Sheep and goat farmers from NSW have reaffirmed their opposition to the introduction of mandatory electronic tagging in Victoria, warning that the lack of government consultation on the proposed new system could damage the integrity of the National Livestock Identification System (NLIS).
In a submission to the Victorian government’s consultation on its new electronic NLIS (Sheep and Goats) system, the NSW Farmers’ Association raised concerns about how farmers both in Victoria and interstate would be impacted as the Victorian government rushes to implement an electronic tagging system before the looming deadline of 1 January 2017.
The submission highlighted alarm at the lack of genuine consultation from the Victorian government, particularly in the context of the broader national policy and market access implications arising from this decision.
NSW Farmers suggests that any move to improve traceability should be approached at a national level with cooperation and consultation from all states. Significant interstate trade between NSW and Victoria (as well as other states) means that electronically tagged sheep from Victoria will be introduced into mobs operating under the current traceability system.
Farmers have serious concerns about the potential impact on the integrity of the NLIS and the inaccurate message about the integrity of our traceability systems that is now being sent to our valuable international markets. By abandoning the mob-based NLIS, Victoria is placing international markets at significant risk by signalling, incorrectly, that the current system cannot be improved.
Instead of introducing an entirely new traceability system, the Victorian government should focus on ensuring that information on the National Vendor Declaration is both complete and accurate, as well as mandating reporting of property-to-property transfers to provide for whole-of-life traceability.
NSW Farmers represents a number of livestock sectors across the state, including the sheepmeat, wool and goat industries. As approximately one third of the national sheep flock is located in NSW, producers are concerned about potential disruption to the current traceability system.
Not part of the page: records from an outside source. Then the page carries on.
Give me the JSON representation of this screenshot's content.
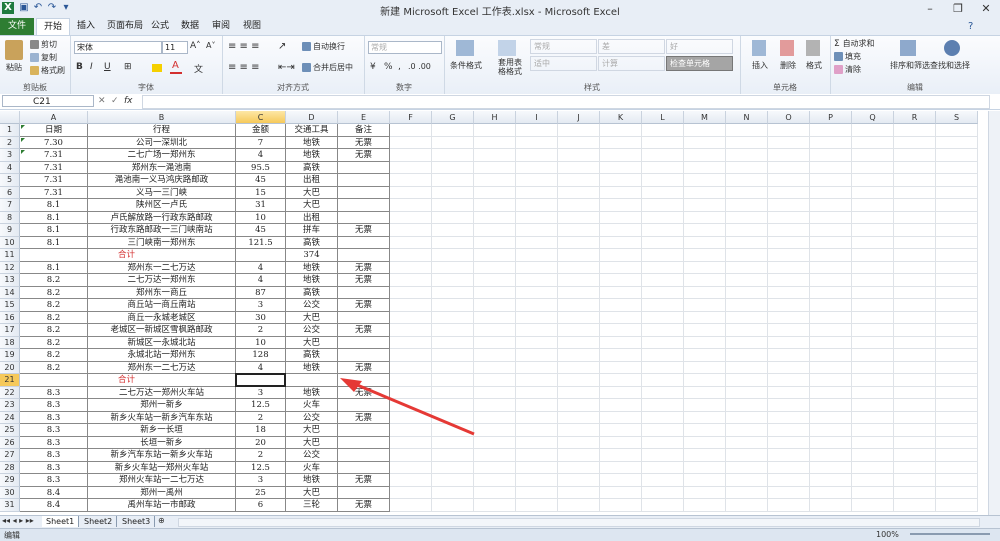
{
  "window": {
    "title": "新建 Microsoft Excel 工作表.xlsx - Microsoft Excel"
  },
  "tabs": [
    "文件",
    "开始",
    "插入",
    "页面布局",
    "公式",
    "数据",
    "审阅",
    "视图"
  ],
  "active_tab": "开始",
  "ribbon": {
    "clipboard": {
      "paste": "粘贴",
      "cut": "剪切",
      "copy": "复制",
      "format_painter": "格式刷",
      "label": "剪贴板"
    },
    "font": {
      "name": "宋体",
      "size": "11",
      "label": "字体",
      "bold": "B",
      "italic": "I",
      "underline": "U"
    },
    "alignment": {
      "wrap": "自动换行",
      "merge": "合并后居中",
      "label": "对齐方式"
    },
    "number": {
      "format": "常规",
      "label": "数字",
      "percent": "%",
      "comma": ","
    },
    "styles": {
      "cond_format": "条件格式",
      "table_format": "套用表格格式",
      "normal": "常规",
      "bad": "差",
      "good": "好",
      "neutral": "适中",
      "calc": "计算",
      "check": "检查单元格",
      "label": "样式"
    },
    "cells": {
      "insert": "插入",
      "delete": "删除",
      "format": "格式",
      "label": "单元格"
    },
    "editing": {
      "autosum": "自动求和",
      "fill": "填充",
      "clear": "清除",
      "sort": "排序和筛选",
      "find": "查找和选择",
      "label": "编辑"
    }
  },
  "formula_bar": {
    "cell_ref": "C21",
    "fx": "fx",
    "value": ""
  },
  "columns": [
    "A",
    "B",
    "C",
    "D",
    "E",
    "F",
    "G",
    "H",
    "I",
    "J",
    "K",
    "L",
    "M",
    "N",
    "O",
    "P",
    "Q",
    "R",
    "S"
  ],
  "selected_column": "C",
  "selected_row": "21",
  "rows": [
    {
      "n": "1",
      "a": "日期",
      "b": "行程",
      "c": "金额",
      "d": "交通工具",
      "e": "备注"
    },
    {
      "n": "2",
      "a": "7.30",
      "b": "公司一深圳北",
      "c": "7",
      "d": "地铁",
      "e": "无票"
    },
    {
      "n": "3",
      "a": "7.31",
      "b": "二七广场一郑州东",
      "c": "4",
      "d": "地铁",
      "e": "无票"
    },
    {
      "n": "4",
      "a": "7.31",
      "b": "郑州东一渑池南",
      "c": "95.5",
      "d": "高铁",
      "e": ""
    },
    {
      "n": "5",
      "a": "7.31",
      "b": "渑池南一义马鸿庆路邮政",
      "c": "45",
      "d": "出租",
      "e": ""
    },
    {
      "n": "6",
      "a": "7.31",
      "b": "义马一三门峡",
      "c": "15",
      "d": "大巴",
      "e": ""
    },
    {
      "n": "7",
      "a": "8.1",
      "b": "陕州区一卢氏",
      "c": "31",
      "d": "大巴",
      "e": ""
    },
    {
      "n": "8",
      "a": "8.1",
      "b": "卢氏解放路一行政东路邮政",
      "c": "10",
      "d": "出租",
      "e": ""
    },
    {
      "n": "9",
      "a": "8.1",
      "b": "行政东路邮政一三门峡南站",
      "c": "45",
      "d": "拼车",
      "e": "无票"
    },
    {
      "n": "10",
      "a": "8.1",
      "b": "三门峡南一郑州东",
      "c": "121.5",
      "d": "高铁",
      "e": ""
    },
    {
      "n": "11",
      "a": "",
      "b": "合计",
      "c": "",
      "d": "374",
      "e": "",
      "total": true
    },
    {
      "n": "12",
      "a": "8.1",
      "b": "郑州东一二七万达",
      "c": "4",
      "d": "地铁",
      "e": "无票"
    },
    {
      "n": "13",
      "a": "8.2",
      "b": "二七万达一郑州东",
      "c": "4",
      "d": "地铁",
      "e": "无票"
    },
    {
      "n": "14",
      "a": "8.2",
      "b": "郑州东一商丘",
      "c": "87",
      "d": "高铁",
      "e": ""
    },
    {
      "n": "15",
      "a": "8.2",
      "b": "商丘站一商丘南站",
      "c": "3",
      "d": "公交",
      "e": "无票"
    },
    {
      "n": "16",
      "a": "8.2",
      "b": "商丘一永城老城区",
      "c": "30",
      "d": "大巴",
      "e": ""
    },
    {
      "n": "17",
      "a": "8.2",
      "b": "老城区一新城区雪枫路邮政",
      "c": "2",
      "d": "公交",
      "e": "无票"
    },
    {
      "n": "18",
      "a": "8.2",
      "b": "新城区一永城北站",
      "c": "10",
      "d": "大巴",
      "e": ""
    },
    {
      "n": "19",
      "a": "8.2",
      "b": "永城北站一郑州东",
      "c": "128",
      "d": "高铁",
      "e": ""
    },
    {
      "n": "20",
      "a": "8.2",
      "b": "郑州东一二七万达",
      "c": "4",
      "d": "地铁",
      "e": "无票"
    },
    {
      "n": "21",
      "a": "",
      "b": "合计",
      "c": "",
      "d": "",
      "e": "",
      "total": true
    },
    {
      "n": "22",
      "a": "8.3",
      "b": "二七万达一郑州火车站",
      "c": "3",
      "d": "地铁",
      "e": "无票"
    },
    {
      "n": "23",
      "a": "8.3",
      "b": "郑州一新乡",
      "c": "12.5",
      "d": "火车",
      "e": ""
    },
    {
      "n": "24",
      "a": "8.3",
      "b": "新乡火车站一新乡汽车东站",
      "c": "2",
      "d": "公交",
      "e": "无票"
    },
    {
      "n": "25",
      "a": "8.3",
      "b": "新乡一长垣",
      "c": "18",
      "d": "大巴",
      "e": ""
    },
    {
      "n": "26",
      "a": "8.3",
      "b": "长垣一新乡",
      "c": "20",
      "d": "大巴",
      "e": ""
    },
    {
      "n": "27",
      "a": "8.3",
      "b": "新乡汽车东站一新乡火车站",
      "c": "2",
      "d": "公交",
      "e": ""
    },
    {
      "n": "28",
      "a": "8.3",
      "b": "新乡火车站一郑州火车站",
      "c": "12.5",
      "d": "火车",
      "e": ""
    },
    {
      "n": "29",
      "a": "8.3",
      "b": "郑州火车站一二七万达",
      "c": "3",
      "d": "地铁",
      "e": "无票"
    },
    {
      "n": "30",
      "a": "8.4",
      "b": "郑州一禹州",
      "c": "25",
      "d": "大巴",
      "e": ""
    },
    {
      "n": "31",
      "a": "8.4",
      "b": "禹州车站一市邮政",
      "c": "6",
      "d": "三轮",
      "e": "无票"
    }
  ],
  "sheets": [
    "Sheet1",
    "Sheet2",
    "Sheet3"
  ],
  "active_sheet": "Sheet1",
  "status": {
    "mode": "编辑",
    "zoom": "100%"
  },
  "colors": {
    "file_tab": "#2e7d32",
    "total_text": "#d32f2f",
    "arrow": "#e53935",
    "select": "#f6c95a"
  }
}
NSW Farmers opposes the introduction of mandatory electronic tagging on the basis that it will be unworkable and costly. While electronic tags are useful to some producers as a management tool, farmers should be able to make decisions on implementing technologies that are most suited to their particular farm business.